Kyla La Grange is undoubtedly one of the UK’s hottest songwriting properties, off the back of fantastically rich tracks and videos (Vampire Smile, Been Better) and a fair amount of time trawling the country’s venues last year. However, even rising starlets are no match for the rail system, with a packed carriage of a late train momentarily suspending the interview in a void of anxious time. Once free from such shackles, Ms. La Grange called The MMP straight back to speak about life, love, fate, corduroy and her Cardiff date on April 18 in Clwb…
How are you feeling on this fine Spring day?
Yeah, wonderful. We were rehearsing for an acoustic set and were in my drummer’s garden. So we were all just chilling, relaxed and folky.
Rises to notoriety such as yours are often portrayed as meteoric. Would you care to tell us about all of the hard work that got you to this stage of your career?
I feel it’s not been meteoric at all. I feel I’ve just been chipping away, doing this since I left university which was about 4 years ago. And then I just gradually met producers and people who wanted to work with me, band members and things, along the way. And the album’s been a really gradual thing, too, which I’ve been working on for so long now. So now we’re doing the final mixes and mastering, it feels quite strange because I wanted to get it finished for ages and now it, sort of, is. Which is quite a strange feeling.
Vampire Smile seems to come from quite a dark lyrical place. Care to tell us about the songwriting process…

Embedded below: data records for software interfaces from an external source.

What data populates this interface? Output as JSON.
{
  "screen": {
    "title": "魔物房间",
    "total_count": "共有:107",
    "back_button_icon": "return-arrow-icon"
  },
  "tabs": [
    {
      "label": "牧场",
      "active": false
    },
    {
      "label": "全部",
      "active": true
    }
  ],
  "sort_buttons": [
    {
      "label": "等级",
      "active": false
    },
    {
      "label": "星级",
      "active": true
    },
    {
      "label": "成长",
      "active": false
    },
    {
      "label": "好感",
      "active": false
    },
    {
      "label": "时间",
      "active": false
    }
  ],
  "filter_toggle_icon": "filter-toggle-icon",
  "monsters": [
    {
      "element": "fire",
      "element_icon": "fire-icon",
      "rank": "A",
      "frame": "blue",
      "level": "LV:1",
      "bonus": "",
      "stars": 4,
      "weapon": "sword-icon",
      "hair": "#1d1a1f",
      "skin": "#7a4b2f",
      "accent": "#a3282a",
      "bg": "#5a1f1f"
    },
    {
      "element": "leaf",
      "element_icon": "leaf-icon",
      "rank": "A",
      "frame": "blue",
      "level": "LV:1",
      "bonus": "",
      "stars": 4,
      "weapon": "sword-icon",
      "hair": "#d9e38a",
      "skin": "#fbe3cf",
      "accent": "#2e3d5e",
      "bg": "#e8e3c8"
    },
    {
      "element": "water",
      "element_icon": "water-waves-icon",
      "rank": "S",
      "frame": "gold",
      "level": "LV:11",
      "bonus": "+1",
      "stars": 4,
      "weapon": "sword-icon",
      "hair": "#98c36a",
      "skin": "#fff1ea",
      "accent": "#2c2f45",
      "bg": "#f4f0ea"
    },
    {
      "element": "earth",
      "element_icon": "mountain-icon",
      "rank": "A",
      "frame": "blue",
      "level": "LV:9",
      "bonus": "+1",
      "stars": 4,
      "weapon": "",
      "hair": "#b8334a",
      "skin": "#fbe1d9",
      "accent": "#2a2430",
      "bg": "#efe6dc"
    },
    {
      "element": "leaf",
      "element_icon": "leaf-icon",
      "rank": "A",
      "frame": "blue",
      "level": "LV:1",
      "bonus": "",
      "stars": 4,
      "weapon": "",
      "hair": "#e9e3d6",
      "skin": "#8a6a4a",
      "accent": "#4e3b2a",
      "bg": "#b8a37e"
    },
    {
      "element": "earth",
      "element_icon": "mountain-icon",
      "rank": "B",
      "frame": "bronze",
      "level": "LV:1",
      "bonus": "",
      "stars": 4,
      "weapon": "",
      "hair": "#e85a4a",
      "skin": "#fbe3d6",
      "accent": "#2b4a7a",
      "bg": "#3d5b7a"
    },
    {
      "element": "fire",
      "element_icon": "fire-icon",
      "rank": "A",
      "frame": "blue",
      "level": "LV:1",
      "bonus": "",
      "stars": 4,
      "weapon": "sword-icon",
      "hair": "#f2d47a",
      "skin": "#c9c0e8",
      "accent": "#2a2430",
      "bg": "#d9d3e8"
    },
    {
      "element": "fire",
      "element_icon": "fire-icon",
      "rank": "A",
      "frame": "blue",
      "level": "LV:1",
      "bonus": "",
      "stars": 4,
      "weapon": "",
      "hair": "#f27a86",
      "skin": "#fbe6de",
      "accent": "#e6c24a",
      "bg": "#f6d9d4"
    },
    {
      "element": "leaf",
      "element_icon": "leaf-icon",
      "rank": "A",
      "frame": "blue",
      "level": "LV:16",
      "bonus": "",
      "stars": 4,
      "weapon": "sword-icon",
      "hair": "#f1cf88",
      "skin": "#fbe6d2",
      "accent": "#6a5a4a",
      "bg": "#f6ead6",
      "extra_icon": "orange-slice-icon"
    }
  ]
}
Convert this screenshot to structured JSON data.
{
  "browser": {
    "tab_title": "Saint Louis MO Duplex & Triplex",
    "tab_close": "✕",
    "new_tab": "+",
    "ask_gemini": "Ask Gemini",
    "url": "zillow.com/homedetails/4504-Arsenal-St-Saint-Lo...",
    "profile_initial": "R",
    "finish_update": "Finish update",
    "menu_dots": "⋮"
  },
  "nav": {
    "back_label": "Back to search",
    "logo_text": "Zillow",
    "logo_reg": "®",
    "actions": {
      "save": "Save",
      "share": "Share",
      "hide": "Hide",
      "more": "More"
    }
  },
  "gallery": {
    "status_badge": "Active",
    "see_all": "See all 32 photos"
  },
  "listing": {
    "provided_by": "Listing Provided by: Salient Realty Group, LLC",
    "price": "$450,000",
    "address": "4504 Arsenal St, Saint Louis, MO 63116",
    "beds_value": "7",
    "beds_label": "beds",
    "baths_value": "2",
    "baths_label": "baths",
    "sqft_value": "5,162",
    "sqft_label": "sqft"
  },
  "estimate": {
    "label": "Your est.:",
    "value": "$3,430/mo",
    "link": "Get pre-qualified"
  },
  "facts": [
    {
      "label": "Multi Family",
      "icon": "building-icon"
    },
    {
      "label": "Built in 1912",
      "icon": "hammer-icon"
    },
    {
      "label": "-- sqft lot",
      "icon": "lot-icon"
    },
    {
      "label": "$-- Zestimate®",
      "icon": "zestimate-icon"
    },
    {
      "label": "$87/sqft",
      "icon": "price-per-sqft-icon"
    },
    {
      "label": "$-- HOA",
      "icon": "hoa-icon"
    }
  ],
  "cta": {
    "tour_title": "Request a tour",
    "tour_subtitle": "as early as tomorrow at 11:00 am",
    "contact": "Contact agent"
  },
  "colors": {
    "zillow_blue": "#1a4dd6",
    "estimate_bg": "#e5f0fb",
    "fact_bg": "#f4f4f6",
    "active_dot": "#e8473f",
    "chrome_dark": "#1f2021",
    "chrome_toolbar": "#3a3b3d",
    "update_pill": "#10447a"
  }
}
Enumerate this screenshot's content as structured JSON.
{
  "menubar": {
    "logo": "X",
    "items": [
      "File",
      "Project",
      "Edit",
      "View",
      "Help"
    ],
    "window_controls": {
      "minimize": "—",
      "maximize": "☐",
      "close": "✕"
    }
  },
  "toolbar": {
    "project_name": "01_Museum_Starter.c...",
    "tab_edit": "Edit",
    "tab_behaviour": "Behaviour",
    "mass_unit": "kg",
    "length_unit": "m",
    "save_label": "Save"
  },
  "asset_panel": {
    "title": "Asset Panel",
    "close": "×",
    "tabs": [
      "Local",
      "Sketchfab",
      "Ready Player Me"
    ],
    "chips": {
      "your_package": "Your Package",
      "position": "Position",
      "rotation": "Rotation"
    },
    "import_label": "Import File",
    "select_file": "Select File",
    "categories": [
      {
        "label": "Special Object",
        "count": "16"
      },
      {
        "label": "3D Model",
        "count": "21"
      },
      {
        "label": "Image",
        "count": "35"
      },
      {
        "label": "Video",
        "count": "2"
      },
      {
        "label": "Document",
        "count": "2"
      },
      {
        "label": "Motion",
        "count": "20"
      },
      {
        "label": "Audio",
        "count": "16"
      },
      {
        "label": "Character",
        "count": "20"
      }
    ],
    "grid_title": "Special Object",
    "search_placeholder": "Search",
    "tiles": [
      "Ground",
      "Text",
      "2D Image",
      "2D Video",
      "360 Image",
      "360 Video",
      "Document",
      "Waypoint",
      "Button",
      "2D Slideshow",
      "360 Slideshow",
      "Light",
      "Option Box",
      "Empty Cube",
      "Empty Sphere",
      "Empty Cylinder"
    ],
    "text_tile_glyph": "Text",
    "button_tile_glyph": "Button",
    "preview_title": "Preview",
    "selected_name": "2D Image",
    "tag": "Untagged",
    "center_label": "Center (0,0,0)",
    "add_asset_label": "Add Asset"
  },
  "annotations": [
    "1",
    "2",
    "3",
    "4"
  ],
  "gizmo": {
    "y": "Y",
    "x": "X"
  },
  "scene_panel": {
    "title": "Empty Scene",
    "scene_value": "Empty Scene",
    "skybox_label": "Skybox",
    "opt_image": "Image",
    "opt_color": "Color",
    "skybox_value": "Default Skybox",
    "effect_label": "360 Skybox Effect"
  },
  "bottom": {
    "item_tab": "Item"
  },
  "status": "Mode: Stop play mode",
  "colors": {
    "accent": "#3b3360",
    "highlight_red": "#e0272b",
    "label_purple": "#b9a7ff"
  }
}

It’s literally my oldest song but it ties the whole album together, really. I wrote it when I was 19. I was at university, just started, and I was completely infatuated and obsessed with someone who I definitely shouldn’t have been obsessed with. I couldn’t really tell anyone about it, and felt like I was getting madder and madder inside. So I sat down and wrote a song about it. Actually, I probably wrote several songs about it…
The video accompanying it has loads of striking imagery in it. Do you have input into those visual ideas too?
Yeah. It’s my friends who’ve worked on all of our videos, Debbie Scanlon and Liz Adams. Debbie was originally a photographer and Liz is a video editor. We always get into a room and brainstorm a bunch of ideas and they always come up with some great things. This time it was pretty horrible because we managed to find a guy who would lend us his wood, which was very kind of him, but we had to go and shoot there at 6am in the middle of winter. We shot for about eight hours. Shattered and freezing at the end.
Your list of influences hints at an interest in the darker songwriters of young and old (Leonard Cohen, Cat Power etc). Who do you think above all else has impacted on your own songs?
I wish I could say some of those people had but I don’t think I write anything like them. I wish I did. I’d much rather be a lo-fi, indie, cool writer. But I think in reality, I really don’t know. I listen to a lot of music and I don’t seem to write like anyone I listen to. I think it has more of a pop sensibility and is a bit rockier than Leonard Cohen or Cat Power.
What steps are you taking into the live show?
We’ve been playing live for quite a long while now. It’s the band and me. And we play the songs. Like they are! (laughs) Sometimes we make the stage like a wood, bring the world on stage with us. But sometimes it’s difficult to drive that for five hours with that much foliage.
Looking forward to coming to Cardiff and visiting Clwb?
I’ve never been to Cardiff before. I really like going to new places. It sounds great there and a cool venue, can’t wait.
What else can we look forward to from you in 2012?
Well, first off is the tour this April which we’re really excited about because we’ve never done a headline tour before. After that, there’s a few festivals and then the album should be out late Summer. It’s exciting but it’s terrifying because you’re never sure whether people are going to like it. And if they don’t like it, you think ‘my God, five years of my life!’ And then we’re doing a big London show on the 29th May which will be our first big show there for a while.
What can we expect from the album in less than 20 words?
It’s like a mixture of folky, sad elements and big, melodramatic ones. And the bigger ones are filled with guitars, huge drums and cathedral voices. Then the folkier ones are sadder, emptier and more lonely. Sorry, that was the opposite to succinct.
Not at all, thanks for taking the time!
No problem. Really looking forward to playing in Wales.
Interview: Simon M. Read
Photo: Debbie Scanlan